The classical education that I feel I lack is the one that takes me through this progression in the order of learning. I want to at least sample or taste something from each of these steps in the order of learning. And I want those samples or tastes, initially at least, to be as classical as possible (or as in the vein of the classical thinkers as much as it can be). Thus, during the last few weeks, my son, Alec (a graduate of St. John’s College in Annapolis—a stalwart of classical education and the Great Books) and I created a list of books, following the order of learning, that is a “taste” of the “classical” but abbreviated enough to be doable. Here is our list:
- Aesop – selected fables
- Hesiod – Theogony, Works and Days
- Ovid – Metamorphoses
- Old Testament & Deutero-Canonical histories/stories, Deutero-Canonical books include:
- I Esdras
- Song of the Three Children
- Bel and the Dragon
- Maccabees, I-IV
- Prayer of Manasseh
- Aristotle – Categories, On Interpretation
- Plato – Cratylus
- Erasmus – On Copiousness
- Aristotle – Prior Analytics, Posterior Analytics
- Aristotle – Rhetoric
- Cicero – Divisions of Oratory
- Nicomachus – Introduction to Arithmetic
- Euclid – Elements Book I
- Zuckerkandl – The Sense of Music
- Ptolemy – Almagest Book I
- Aristotle – Physics
- Lucretius – De Rerum Natura
- Aristotle – Nicomachean Ethics
- Plato – Philebus
- Seneca – Letters
- Aristotle – Metaphysics
- Plato – Theaetetus
- Pre-Socratics – Eva Brann’s Logos of Heraclitus
- Kierkegaard – Training in Christianity
- Gregory of Nyssa – Life of Moses
- Philokalia – Excerpts
- Desert Fathers – Sayings of the Desert Fathers
Deutero-Canonical Writings (We include these but not the canonical writings because of familiarity with the latter and less with the former.)
- Wisdom of Solomon
- Epistle of Jeremiah
- Peter Kreeft’s A Shorter Summa
Of course, there are a thousand books we’ve excluded that we should not have.

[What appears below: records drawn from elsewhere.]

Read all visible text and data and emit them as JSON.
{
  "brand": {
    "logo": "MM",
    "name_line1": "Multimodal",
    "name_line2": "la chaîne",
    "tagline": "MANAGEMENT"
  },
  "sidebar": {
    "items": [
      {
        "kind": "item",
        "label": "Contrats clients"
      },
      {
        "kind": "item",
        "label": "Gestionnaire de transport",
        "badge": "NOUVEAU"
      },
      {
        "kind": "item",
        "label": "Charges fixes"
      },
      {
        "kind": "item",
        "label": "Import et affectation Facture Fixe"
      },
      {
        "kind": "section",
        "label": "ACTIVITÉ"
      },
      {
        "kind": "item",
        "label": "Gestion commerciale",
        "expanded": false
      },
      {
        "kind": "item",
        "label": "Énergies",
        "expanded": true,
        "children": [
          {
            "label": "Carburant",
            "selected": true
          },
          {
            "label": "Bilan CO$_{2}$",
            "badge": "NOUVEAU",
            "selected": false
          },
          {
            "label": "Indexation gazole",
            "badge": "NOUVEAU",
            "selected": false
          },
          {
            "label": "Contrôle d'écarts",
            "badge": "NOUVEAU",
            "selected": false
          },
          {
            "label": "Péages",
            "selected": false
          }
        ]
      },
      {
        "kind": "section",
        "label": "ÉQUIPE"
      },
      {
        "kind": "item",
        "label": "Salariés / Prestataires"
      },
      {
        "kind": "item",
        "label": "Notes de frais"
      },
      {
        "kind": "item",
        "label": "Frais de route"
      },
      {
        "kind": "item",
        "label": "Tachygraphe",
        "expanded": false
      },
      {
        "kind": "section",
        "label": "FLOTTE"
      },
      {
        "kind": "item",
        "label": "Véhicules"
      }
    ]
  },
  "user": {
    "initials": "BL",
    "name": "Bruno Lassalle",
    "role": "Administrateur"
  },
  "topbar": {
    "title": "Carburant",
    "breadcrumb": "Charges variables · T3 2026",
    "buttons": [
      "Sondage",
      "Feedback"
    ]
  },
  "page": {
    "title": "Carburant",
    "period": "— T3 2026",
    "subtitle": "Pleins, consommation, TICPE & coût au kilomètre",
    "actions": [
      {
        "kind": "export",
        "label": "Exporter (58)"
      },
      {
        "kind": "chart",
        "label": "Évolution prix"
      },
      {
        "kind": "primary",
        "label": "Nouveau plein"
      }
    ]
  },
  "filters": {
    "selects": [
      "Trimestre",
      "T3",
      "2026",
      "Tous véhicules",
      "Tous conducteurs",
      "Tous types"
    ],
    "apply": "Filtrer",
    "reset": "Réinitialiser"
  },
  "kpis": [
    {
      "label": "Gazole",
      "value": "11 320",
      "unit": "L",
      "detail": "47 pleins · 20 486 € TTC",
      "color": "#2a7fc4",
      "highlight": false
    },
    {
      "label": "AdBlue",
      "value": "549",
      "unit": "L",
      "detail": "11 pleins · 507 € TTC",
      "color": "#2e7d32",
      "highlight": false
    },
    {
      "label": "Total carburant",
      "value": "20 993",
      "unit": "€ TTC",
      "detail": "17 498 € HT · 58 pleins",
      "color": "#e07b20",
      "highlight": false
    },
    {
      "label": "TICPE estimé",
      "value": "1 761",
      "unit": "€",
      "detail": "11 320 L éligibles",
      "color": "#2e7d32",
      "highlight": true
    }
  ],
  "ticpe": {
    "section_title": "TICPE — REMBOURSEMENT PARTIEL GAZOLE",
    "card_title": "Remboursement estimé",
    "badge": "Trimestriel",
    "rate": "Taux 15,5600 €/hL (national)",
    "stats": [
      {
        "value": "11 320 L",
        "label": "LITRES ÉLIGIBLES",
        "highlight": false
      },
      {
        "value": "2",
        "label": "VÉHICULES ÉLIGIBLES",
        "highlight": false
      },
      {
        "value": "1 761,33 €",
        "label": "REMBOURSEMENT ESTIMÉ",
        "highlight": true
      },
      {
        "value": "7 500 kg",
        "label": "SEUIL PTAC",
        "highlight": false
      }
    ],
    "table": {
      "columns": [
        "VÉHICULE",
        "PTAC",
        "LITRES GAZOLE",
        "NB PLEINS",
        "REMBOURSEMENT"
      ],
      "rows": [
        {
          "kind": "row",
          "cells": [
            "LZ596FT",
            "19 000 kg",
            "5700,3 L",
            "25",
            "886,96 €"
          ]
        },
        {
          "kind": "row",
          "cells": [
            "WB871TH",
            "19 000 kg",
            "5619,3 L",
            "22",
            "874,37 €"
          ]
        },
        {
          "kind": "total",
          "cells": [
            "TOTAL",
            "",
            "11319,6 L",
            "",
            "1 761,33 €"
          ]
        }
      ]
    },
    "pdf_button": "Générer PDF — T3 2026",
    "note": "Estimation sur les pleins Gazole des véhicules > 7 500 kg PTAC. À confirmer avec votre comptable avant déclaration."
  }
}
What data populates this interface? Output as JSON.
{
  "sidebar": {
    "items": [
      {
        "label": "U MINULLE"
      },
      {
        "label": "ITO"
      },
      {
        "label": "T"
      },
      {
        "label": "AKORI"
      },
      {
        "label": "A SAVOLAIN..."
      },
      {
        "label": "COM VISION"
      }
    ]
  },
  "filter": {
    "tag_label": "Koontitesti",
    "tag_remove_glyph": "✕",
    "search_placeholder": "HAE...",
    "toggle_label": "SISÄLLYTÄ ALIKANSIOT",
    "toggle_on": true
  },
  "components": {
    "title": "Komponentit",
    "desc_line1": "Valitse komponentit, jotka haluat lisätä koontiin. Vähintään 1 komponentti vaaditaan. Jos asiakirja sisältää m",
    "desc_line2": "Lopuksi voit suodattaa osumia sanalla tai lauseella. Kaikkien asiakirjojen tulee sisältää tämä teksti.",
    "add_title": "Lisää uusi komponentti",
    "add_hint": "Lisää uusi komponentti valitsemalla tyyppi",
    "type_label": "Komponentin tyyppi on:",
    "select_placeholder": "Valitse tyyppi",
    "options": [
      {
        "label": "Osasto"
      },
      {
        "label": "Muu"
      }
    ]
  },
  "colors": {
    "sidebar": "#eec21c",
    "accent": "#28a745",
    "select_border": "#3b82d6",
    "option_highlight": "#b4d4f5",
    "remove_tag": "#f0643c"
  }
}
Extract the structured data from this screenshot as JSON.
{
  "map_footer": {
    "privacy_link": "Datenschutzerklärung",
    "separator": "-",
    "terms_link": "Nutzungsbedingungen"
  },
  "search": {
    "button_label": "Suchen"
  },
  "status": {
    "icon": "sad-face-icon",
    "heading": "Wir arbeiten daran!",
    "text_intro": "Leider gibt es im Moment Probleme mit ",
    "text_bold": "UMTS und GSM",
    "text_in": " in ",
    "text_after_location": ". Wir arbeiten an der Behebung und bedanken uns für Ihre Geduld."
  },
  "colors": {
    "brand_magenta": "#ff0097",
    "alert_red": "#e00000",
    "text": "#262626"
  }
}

We excluded books we are already have a decent grasp of (like books from the Bible, Homer, Virgil, Milton, etc). We excluded books that were simply too big to fit our time constraints and our desire for a “taste” of this education. We excluded books that weren’t in the “classical” vein we wanted (and we never really defined what we meant by that either).
All in all, I think there are a thousand other books that could be on this list and even replace many of the books we did choose to include. I also think that if we do read these books and work through them, that if anyone were to work through these books, they would have a pretty good foundation for a classical education that follows the order of learning. You would most certainly know more than just “about classical education” but would have a pretty good classical education underway.